[Element data from apps and pages]
====

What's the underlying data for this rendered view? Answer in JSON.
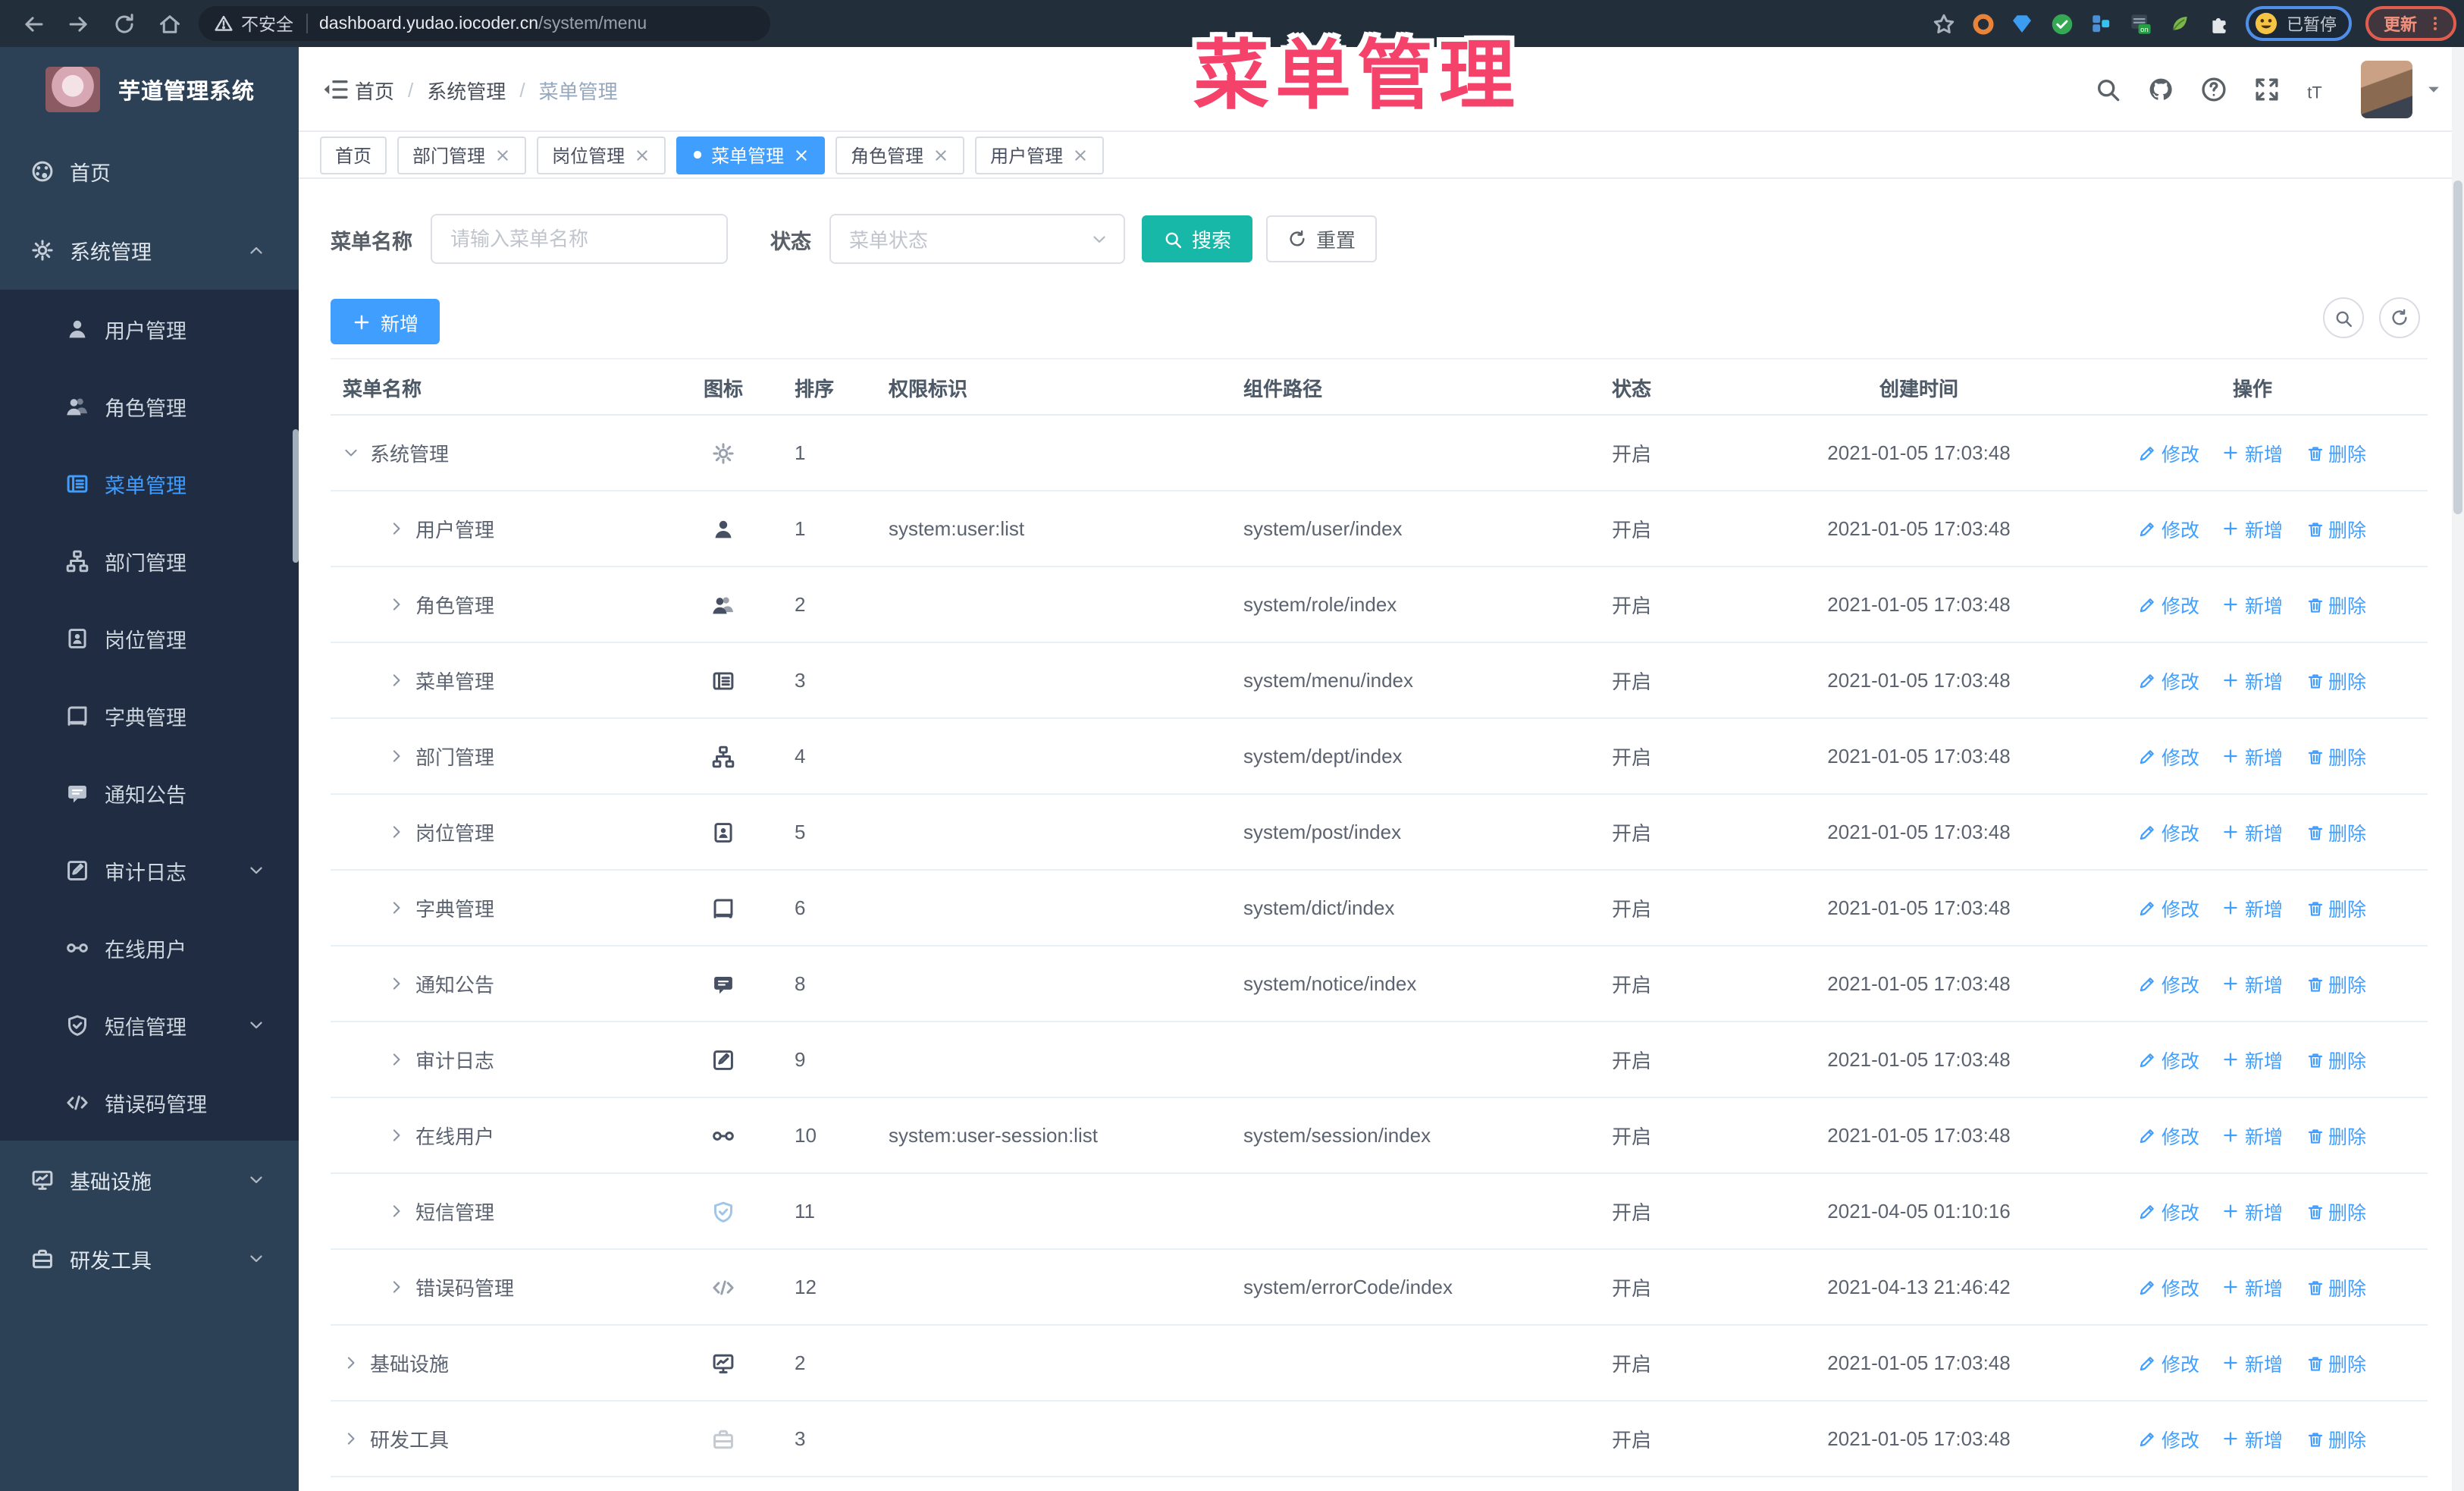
{
  "browser": {
    "security_label": "不安全",
    "url_host": "dashboard.yudao.iocoder.cn",
    "url_path": "/system/menu",
    "paused_badge": "已暂停",
    "update_button": "更新",
    "nav_icons": [
      "back-arrow-icon",
      "forward-arrow-icon",
      "reload-icon",
      "home-icon"
    ],
    "extension_icons": [
      "orange-ring-icon",
      "blue-gem-icon",
      "green-check-icon",
      "blue-grid-icon",
      "on-badge-icon",
      "green-leaf-icon",
      "puzzle-icon"
    ]
  },
  "overlay": {
    "title": "菜单管理",
    "color": "#f4426b"
  },
  "sidebar": {
    "app_title": "芋道管理系统",
    "items": [
      {
        "key": "home",
        "label": "首页",
        "icon": "dashboard-icon",
        "level": 0
      },
      {
        "key": "system",
        "label": "系统管理",
        "icon": "gear-icon",
        "level": 0,
        "chevron": "up"
      },
      {
        "key": "users",
        "label": "用户管理",
        "icon": "user-icon",
        "level": 1
      },
      {
        "key": "roles",
        "label": "角色管理",
        "icon": "users-icon",
        "level": 1
      },
      {
        "key": "menus",
        "label": "菜单管理",
        "icon": "menu-list-icon",
        "level": 1,
        "active": true
      },
      {
        "key": "depts",
        "label": "部门管理",
        "icon": "tree-icon",
        "level": 1
      },
      {
        "key": "posts",
        "label": "岗位管理",
        "icon": "badge-icon",
        "level": 1
      },
      {
        "key": "dicts",
        "label": "字典管理",
        "icon": "book-icon",
        "level": 1
      },
      {
        "key": "notices",
        "label": "通知公告",
        "icon": "message-icon",
        "level": 1
      },
      {
        "key": "audit-log",
        "label": "审计日志",
        "icon": "log-icon",
        "level": 1,
        "chevron": "down"
      },
      {
        "key": "online-users",
        "label": "在线用户",
        "icon": "key-icon",
        "level": 1
      },
      {
        "key": "sms",
        "label": "短信管理",
        "icon": "shield-icon",
        "level": 1,
        "chevron": "down"
      },
      {
        "key": "error-codes",
        "label": "错误码管理",
        "icon": "code-icon",
        "level": 1
      },
      {
        "key": "infra",
        "label": "基础设施",
        "icon": "monitor-icon",
        "level": 0,
        "chevron": "down"
      },
      {
        "key": "dev-tools",
        "label": "研发工具",
        "icon": "toolbox-icon",
        "level": 0,
        "chevron": "down"
      }
    ]
  },
  "navbar": {
    "breadcrumb": [
      "首页",
      "系统管理",
      "菜单管理"
    ],
    "right_icons": [
      "search-icon",
      "github-icon",
      "help-icon",
      "fullscreen-icon",
      "font-size-icon"
    ]
  },
  "tabs": [
    {
      "label": "首页",
      "closable": false,
      "active": false
    },
    {
      "label": "部门管理",
      "closable": true,
      "active": false
    },
    {
      "label": "岗位管理",
      "closable": true,
      "active": false
    },
    {
      "label": "菜单管理",
      "closable": true,
      "active": true
    },
    {
      "label": "角色管理",
      "closable": true,
      "active": false
    },
    {
      "label": "用户管理",
      "closable": true,
      "active": false
    }
  ],
  "filter": {
    "name_label": "菜单名称",
    "name_placeholder": "请输入菜单名称",
    "status_label": "状态",
    "status_placeholder": "菜单状态",
    "search_label": "搜索",
    "reset_label": "重置"
  },
  "toolbar": {
    "add_label": "新增"
  },
  "table": {
    "columns": [
      "菜单名称",
      "图标",
      "排序",
      "权限标识",
      "组件路径",
      "状态",
      "创建时间",
      "操作"
    ],
    "action_labels": {
      "edit": "修改",
      "add": "新增",
      "delete": "删除"
    },
    "rows": [
      {
        "name": "系统管理",
        "icon": "gear-icon",
        "icon_tone": "lite",
        "level": 0,
        "expanded": true,
        "sort": "1",
        "perm": "",
        "path": "",
        "status": "开启",
        "time": "2021-01-05 17:03:48"
      },
      {
        "name": "用户管理",
        "icon": "user-icon",
        "icon_tone": "",
        "level": 1,
        "expanded": false,
        "sort": "1",
        "perm": "system:user:list",
        "path": "system/user/index",
        "status": "开启",
        "time": "2021-01-05 17:03:48"
      },
      {
        "name": "角色管理",
        "icon": "users-icon",
        "icon_tone": "",
        "level": 1,
        "expanded": false,
        "sort": "2",
        "perm": "",
        "path": "system/role/index",
        "status": "开启",
        "time": "2021-01-05 17:03:48"
      },
      {
        "name": "菜单管理",
        "icon": "menu-list-icon",
        "icon_tone": "",
        "level": 1,
        "expanded": false,
        "sort": "3",
        "perm": "",
        "path": "system/menu/index",
        "status": "开启",
        "time": "2021-01-05 17:03:48"
      },
      {
        "name": "部门管理",
        "icon": "tree-icon",
        "icon_tone": "",
        "level": 1,
        "expanded": false,
        "sort": "4",
        "perm": "",
        "path": "system/dept/index",
        "status": "开启",
        "time": "2021-01-05 17:03:48"
      },
      {
        "name": "岗位管理",
        "icon": "badge-icon",
        "icon_tone": "",
        "level": 1,
        "expanded": false,
        "sort": "5",
        "perm": "",
        "path": "system/post/index",
        "status": "开启",
        "time": "2021-01-05 17:03:48"
      },
      {
        "name": "字典管理",
        "icon": "book-icon",
        "icon_tone": "",
        "level": 1,
        "expanded": false,
        "sort": "6",
        "perm": "",
        "path": "system/dict/index",
        "status": "开启",
        "time": "2021-01-05 17:03:48"
      },
      {
        "name": "通知公告",
        "icon": "message-icon",
        "icon_tone": "",
        "level": 1,
        "expanded": false,
        "sort": "8",
        "perm": "",
        "path": "system/notice/index",
        "status": "开启",
        "time": "2021-01-05 17:03:48"
      },
      {
        "name": "审计日志",
        "icon": "log-icon",
        "icon_tone": "",
        "level": 1,
        "expanded": false,
        "sort": "9",
        "perm": "",
        "path": "",
        "status": "开启",
        "time": "2021-01-05 17:03:48"
      },
      {
        "name": "在线用户",
        "icon": "key-icon",
        "icon_tone": "",
        "level": 1,
        "expanded": false,
        "sort": "10",
        "perm": "system:user-session:list",
        "path": "system/session/index",
        "status": "开启",
        "time": "2021-01-05 17:03:48"
      },
      {
        "name": "短信管理",
        "icon": "shield-icon",
        "icon_tone": "blue",
        "level": 1,
        "expanded": false,
        "sort": "11",
        "perm": "",
        "path": "",
        "status": "开启",
        "time": "2021-04-05 01:10:16"
      },
      {
        "name": "错误码管理",
        "icon": "code-icon",
        "icon_tone": "lite",
        "level": 1,
        "expanded": false,
        "sort": "12",
        "perm": "",
        "path": "system/errorCode/index",
        "status": "开启",
        "time": "2021-04-13 21:46:42"
      },
      {
        "name": "基础设施",
        "icon": "monitor-icon",
        "icon_tone": "",
        "level": 0,
        "expanded": false,
        "sort": "2",
        "perm": "",
        "path": "",
        "status": "开启",
        "time": "2021-01-05 17:03:48"
      },
      {
        "name": "研发工具",
        "icon": "toolbox-icon",
        "icon_tone": "faint",
        "level": 0,
        "expanded": false,
        "sort": "3",
        "perm": "",
        "path": "",
        "status": "开启",
        "time": "2021-01-05 17:03:48"
      }
    ]
  },
  "colors": {
    "accent": "#409eff",
    "search_button": "#17b8a8",
    "sidebar_bg": "#2c4156",
    "submenu_bg": "#1f2c41"
  }
}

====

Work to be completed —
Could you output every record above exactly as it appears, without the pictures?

Your solution —
What's the underlying data for this rendered view? Answer in JSON.
{
  "browser": {
    "security_label": "不安全",
    "url_host": "dashboard.yudao.iocoder.cn",
    "url_path": "/system/menu",
    "paused_badge": "已暂停",
    "update_button": "更新",
    "nav_icons": [
      "back-arrow-icon",
      "forward-arrow-icon",
      "reload-icon",
      "home-icon"
    ],
    "extension_icons": [
      "orange-ring-icon",
      "blue-gem-icon",
      "green-check-icon",
      "blue-grid-icon",
      "on-badge-icon",
      "green-leaf-icon",
      "puzzle-icon"
    ]
  },
  "overlay": {
    "title": "菜单管理",
    "color": "#f4426b"
  },
  "sidebar": {
    "app_title": "芋道管理系统",
    "items": [
      {
        "key": "home",
        "label": "首页",
        "icon": "dashboard-icon",
        "level": 0
      },
      {
        "key": "system",
        "label": "系统管理",
        "icon": "gear-icon",
        "level": 0,
        "chevron": "up"
      },
      {
        "key": "users",
        "label": "用户管理",
        "icon": "user-icon",
        "level": 1
      },
      {
        "key": "roles",
        "label": "角色管理",
        "icon": "users-icon",
        "level": 1
      },
      {
        "key": "menus",
        "label": "菜单管理",
        "icon": "menu-list-icon",
        "level": 1,
        "active": true
      },
      {
        "key": "depts",
        "label": "部门管理",
        "icon": "tree-icon",
        "level": 1
      },
      {
        "key": "posts",
        "label": "岗位管理",
        "icon": "badge-icon",
        "level": 1
      },
      {
        "key": "dicts",
        "label": "字典管理",
        "icon": "book-icon",
        "level": 1
      },
      {
        "key": "notices",
        "label": "通知公告",
        "icon": "message-icon",
        "level": 1
      },
      {
        "key": "audit-log",
        "label": "审计日志",
        "icon": "log-icon",
        "level": 1,
        "chevron": "down"
      },
      {
        "key": "online-users",
        "label": "在线用户",
        "icon": "key-icon",
        "level": 1
      },
      {
        "key": "sms",
        "label": "短信管理",
        "icon": "shield-icon",
        "level": 1,
        "chevron": "down"
      },
      {
        "key": "error-codes",
        "label": "错误码管理",
        "icon": "code-icon",
        "level": 1
      },
      {
        "key": "infra",
        "label": "基础设施",
        "icon": "monitor-icon",
        "level": 0,
        "chevron": "down"
      },
      {
        "key": "dev-tools",
        "label": "研发工具",
        "icon": "toolbox-icon",
        "level": 0,
        "chevron": "down"
      }
    ]
  },
  "navbar": {
    "breadcrumb": [
      "首页",
      "系统管理",
      "菜单管理"
    ],
    "right_icons": [
      "search-icon",
      "github-icon",
      "help-icon",
      "fullscreen-icon",
      "font-size-icon"
    ]
  },
  "tabs": [
    {
      "label": "首页",
      "closable": false,
      "active": false
    },
    {
      "label": "部门管理",
      "closable": true,
      "active": false
    },
    {
      "label": "岗位管理",
      "closable": true,
      "active": false
    },
    {
      "label": "菜单管理",
      "closable": true,
      "active": true
    },
    {
      "label": "角色管理",
      "closable": true,
      "active": false
    },
    {
      "label": "用户管理",
      "closable": true,
      "active": false
    }
  ],
  "filter": {
    "name_label": "菜单名称",
    "name_placeholder": "请输入菜单名称",
    "status_label": "状态",
    "status_placeholder": "菜单状态",
    "search_label": "搜索",
    "reset_label": "重置"
  },
  "toolbar": {
    "add_label": "新增"
  },
  "table": {
    "columns": [
      "菜单名称",
      "图标",
      "排序",
      "权限标识",
      "组件路径",
      "状态",
      "创建时间",
      "操作"
    ],
    "action_labels": {
      "edit": "修改",
      "add": "新增",
      "delete": "删除"
    },
    "rows": [
      {
        "name": "系统管理",
        "icon": "gear-icon",
        "icon_tone": "lite",
        "level": 0,
        "expanded": true,
        "sort": "1",
        "perm": "",
        "path": "",
        "status": "开启",
        "time": "2021-01-05 17:03:48"
      },
      {
        "name": "用户管理",
        "icon": "user-icon",
        "icon_tone": "",
        "level": 1,
        "expanded": false,
        "sort": "1",
        "perm": "system:user:list",
        "path": "system/user/index",
        "status": "开启",
        "time": "2021-01-05 17:03:48"
      },
      {
        "name": "角色管理",
        "icon": "users-icon",
        "icon_tone": "",
        "level": 1,
        "expanded": false,
        "sort": "2",
        "perm": "",
        "path": "system/role/index",
        "status": "开启",
        "time": "2021-01-05 17:03:48"
      },
      {
        "name": "菜单管理",
        "icon": "menu-list-icon",
        "icon_tone": "",
        "level": 1,
        "expanded": false,
        "sort": "3",
        "perm": "",
        "path": "system/menu/index",
        "status": "开启",
        "time": "2021-01-05 17:03:48"
      },
      {
        "name": "部门管理",
        "icon": "tree-icon",
        "icon_tone": "",
        "level": 1,
        "expanded": false,
        "sort": "4",
        "perm": "",
        "path": "system/dept/index",
        "status": "开启",
        "time": "2021-01-05 17:03:48"
      },
      {
        "name": "岗位管理",
        "icon": "badge-icon",
        "icon_tone": "",
        "level": 1,
        "expanded": false,
        "sort": "5",
        "perm": "",
        "path": "system/post/index",
        "status": "开启",
        "time": "2021-01-05 17:03:48"
      },
      {
        "name": "字典管理",
        "icon": "book-icon",
        "icon_tone": "",
        "level": 1,
        "expanded": false,
        "sort": "6",
        "perm": "",
        "path": "system/dict/index",
        "status": "开启",
        "time": "2021-01-05 17:03:48"
      },
      {
        "name": "通知公告",
        "icon": "message-icon",
        "icon_tone": "",
        "level": 1,
        "expanded": false,
        "sort": "8",
        "perm": "",
        "path": "system/notice/index",
        "status": "开启",
        "time": "2021-01-05 17:03:48"
      },
      {
        "name": "审计日志",
        "icon": "log-icon",
        "icon_tone": "",
        "level": 1,
        "expanded": false,
        "sort": "9",
        "perm": "",
        "path": "",
        "status": "开启",
        "time": "2021-01-05 17:03:48"
      },
      {
        "name": "在线用户",
        "icon": "key-icon",
        "icon_tone": "",
        "level": 1,
        "expanded": false,
        "sort": "10",
        "perm": "system:user-session:list",
        "path": "system/session/index",
        "status": "开启",
        "time": "2021-01-05 17:03:48"
      },
      {
        "name": "短信管理",
        "icon": "shield-icon",
        "icon_tone": "blue",
        "level": 1,
        "expanded": false,
        "sort": "11",
        "perm": "",
        "path": "",
        "status": "开启",
        "time": "2021-04-05 01:10:16"
      },
      {
        "name": "错误码管理",
        "icon": "code-icon",
        "icon_tone": "lite",
        "level": 1,
        "expanded": false,
        "sort": "12",
        "perm": "",
        "path": "system/errorCode/index",
        "status": "开启",
        "time": "2021-04-13 21:46:42"
      },
      {
        "name": "基础设施",
        "icon": "monitor-icon",
        "icon_tone": "",
        "level": 0,
        "expanded": false,
        "sort": "2",
        "perm": "",
        "path": "",
        "status": "开启",
        "time": "2021-01-05 17:03:48"
      },
      {
        "name": "研发工具",
        "icon": "toolbox-icon",
        "icon_tone": "faint",
        "level": 0,
        "expanded": false,
        "sort": "3",
        "perm": "",
        "path": "",
        "status": "开启",
        "time": "2021-01-05 17:03:48"
      }
    ]
  },
  "colors": {
    "accent": "#409eff",
    "search_button": "#17b8a8",
    "sidebar_bg": "#2c4156",
    "submenu_bg": "#1f2c41"
  }
}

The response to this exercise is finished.